## WHAT YOU ARE ASKED TO DO
Nothing in the records may be changed; retype them in full.

START DATA FOR THE TASK

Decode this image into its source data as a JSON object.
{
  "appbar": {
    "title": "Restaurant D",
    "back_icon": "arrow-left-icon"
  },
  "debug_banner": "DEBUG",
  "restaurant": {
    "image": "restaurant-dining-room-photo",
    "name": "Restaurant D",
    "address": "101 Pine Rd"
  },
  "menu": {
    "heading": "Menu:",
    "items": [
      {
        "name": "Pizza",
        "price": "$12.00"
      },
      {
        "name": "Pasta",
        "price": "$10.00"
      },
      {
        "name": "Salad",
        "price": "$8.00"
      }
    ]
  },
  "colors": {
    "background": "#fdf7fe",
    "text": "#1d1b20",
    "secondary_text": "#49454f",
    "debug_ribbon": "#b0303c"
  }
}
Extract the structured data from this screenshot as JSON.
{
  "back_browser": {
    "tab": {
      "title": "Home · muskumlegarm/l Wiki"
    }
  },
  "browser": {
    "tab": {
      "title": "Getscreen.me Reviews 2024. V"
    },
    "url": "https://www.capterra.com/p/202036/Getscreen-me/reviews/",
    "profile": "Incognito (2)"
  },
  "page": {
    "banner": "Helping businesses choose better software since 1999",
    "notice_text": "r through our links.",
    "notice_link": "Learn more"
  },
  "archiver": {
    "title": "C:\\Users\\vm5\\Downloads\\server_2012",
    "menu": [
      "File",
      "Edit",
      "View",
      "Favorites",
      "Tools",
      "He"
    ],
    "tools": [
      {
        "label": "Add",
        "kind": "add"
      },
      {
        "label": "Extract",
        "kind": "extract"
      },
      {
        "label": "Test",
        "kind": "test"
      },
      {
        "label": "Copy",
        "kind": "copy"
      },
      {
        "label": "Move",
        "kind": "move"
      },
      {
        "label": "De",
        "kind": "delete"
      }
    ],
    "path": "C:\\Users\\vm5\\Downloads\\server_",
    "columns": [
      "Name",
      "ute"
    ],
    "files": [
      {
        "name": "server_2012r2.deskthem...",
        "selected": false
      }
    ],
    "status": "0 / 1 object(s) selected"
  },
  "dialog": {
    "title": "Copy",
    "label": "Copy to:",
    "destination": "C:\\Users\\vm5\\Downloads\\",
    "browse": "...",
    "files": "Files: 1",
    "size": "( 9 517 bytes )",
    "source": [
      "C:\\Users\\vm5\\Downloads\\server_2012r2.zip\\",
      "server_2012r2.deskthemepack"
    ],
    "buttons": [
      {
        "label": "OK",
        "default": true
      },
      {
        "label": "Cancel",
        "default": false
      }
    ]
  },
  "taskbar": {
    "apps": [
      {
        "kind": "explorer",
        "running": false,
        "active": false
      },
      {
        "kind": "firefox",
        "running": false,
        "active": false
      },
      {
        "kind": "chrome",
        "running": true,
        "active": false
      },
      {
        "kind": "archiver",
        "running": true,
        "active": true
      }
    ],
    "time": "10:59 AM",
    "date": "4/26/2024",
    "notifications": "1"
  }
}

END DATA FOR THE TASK

## RESPONSE TO THE TASK
Decode this image into its source data as a JSON object.
{
  "appbar": {
    "title": "Restaurant D",
    "back_icon": "arrow-left-icon"
  },
  "debug_banner": "DEBUG",
  "restaurant": {
    "image": "restaurant-dining-room-photo",
    "name": "Restaurant D",
    "address": "101 Pine Rd"
  },
  "menu": {
    "heading": "Menu:",
    "items": [
      {
        "name": "Pizza",
        "price": "$12.00"
      },
      {
        "name": "Pasta",
        "price": "$10.00"
      },
      {
        "name": "Salad",
        "price": "$8.00"
      }
    ]
  },
  "colors": {
    "background": "#fdf7fe",
    "text": "#1d1b20",
    "secondary_text": "#49454f",
    "debug_ribbon": "#b0303c"
  }
}
Extract the structured data from this screenshot as JSON.
{
  "back_browser": {
    "tab": {
      "title": "Home · muskumlegarm/l Wiki"
    }
  },
  "browser": {
    "tab": {
      "title": "Getscreen.me Reviews 2024. V"
    },
    "url": "https://www.capterra.com/p/202036/Getscreen-me/reviews/",
    "profile": "Incognito (2)"
  },
  "page": {
    "banner": "Helping businesses choose better software since 1999",
    "notice_text": "r through our links.",
    "notice_link": "Learn more"
  },
  "archiver": {
    "title": "C:\\Users\\vm5\\Downloads\\server_2012",
    "menu": [
      "File",
      "Edit",
      "View",
      "Favorites",
      "Tools",
      "He"
    ],
    "tools": [
      {
        "label": "Add",
        "kind": "add"
      },
      {
        "label": "Extract",
        "kind": "extract"
      },
      {
        "label": "Test",
        "kind": "test"
      },
      {
        "label": "Copy",
        "kind": "copy"
      },
      {
        "label": "Move",
        "kind": "move"
      },
      {
        "label": "De",
        "kind": "delete"
      }
    ],
    "path": "C:\\Users\\vm5\\Downloads\\server_",
    "columns": [
      "Name",
      "ute"
    ],
    "files": [
      {
        "name": "server_2012r2.deskthem...",
        "selected": false
      }
    ],
    "status": "0 / 1 object(s) selected"
  },
  "dialog": {
    "title": "Copy",
    "label": "Copy to:",
    "destination": "C:\\Users\\vm5\\Downloads\\",
    "browse": "...",
    "files": "Files: 1",
    "size": "( 9 517 bytes )",
    "source": [
      "C:\\Users\\vm5\\Downloads\\server_2012r2.zip\\",
      "server_2012r2.deskthemepack"
    ],
    "buttons": [
      {
        "label": "OK",
        "default": true
      },
      {
        "label": "Cancel",
        "default": false
      }
    ]
  },
  "taskbar": {
    "apps": [
      {
        "kind": "explorer",
        "running": false,
        "active": false
      },
      {
        "kind": "firefox",
        "running": false,
        "active": false
      },
      {
        "kind": "chrome",
        "running": true,
        "active": false
      },
      {
        "kind": "archiver",
        "running": true,
        "active": true
      }
    ],
    "time": "10:59 AM",
    "date": "4/26/2024",
    "notifications": "1"
  }
}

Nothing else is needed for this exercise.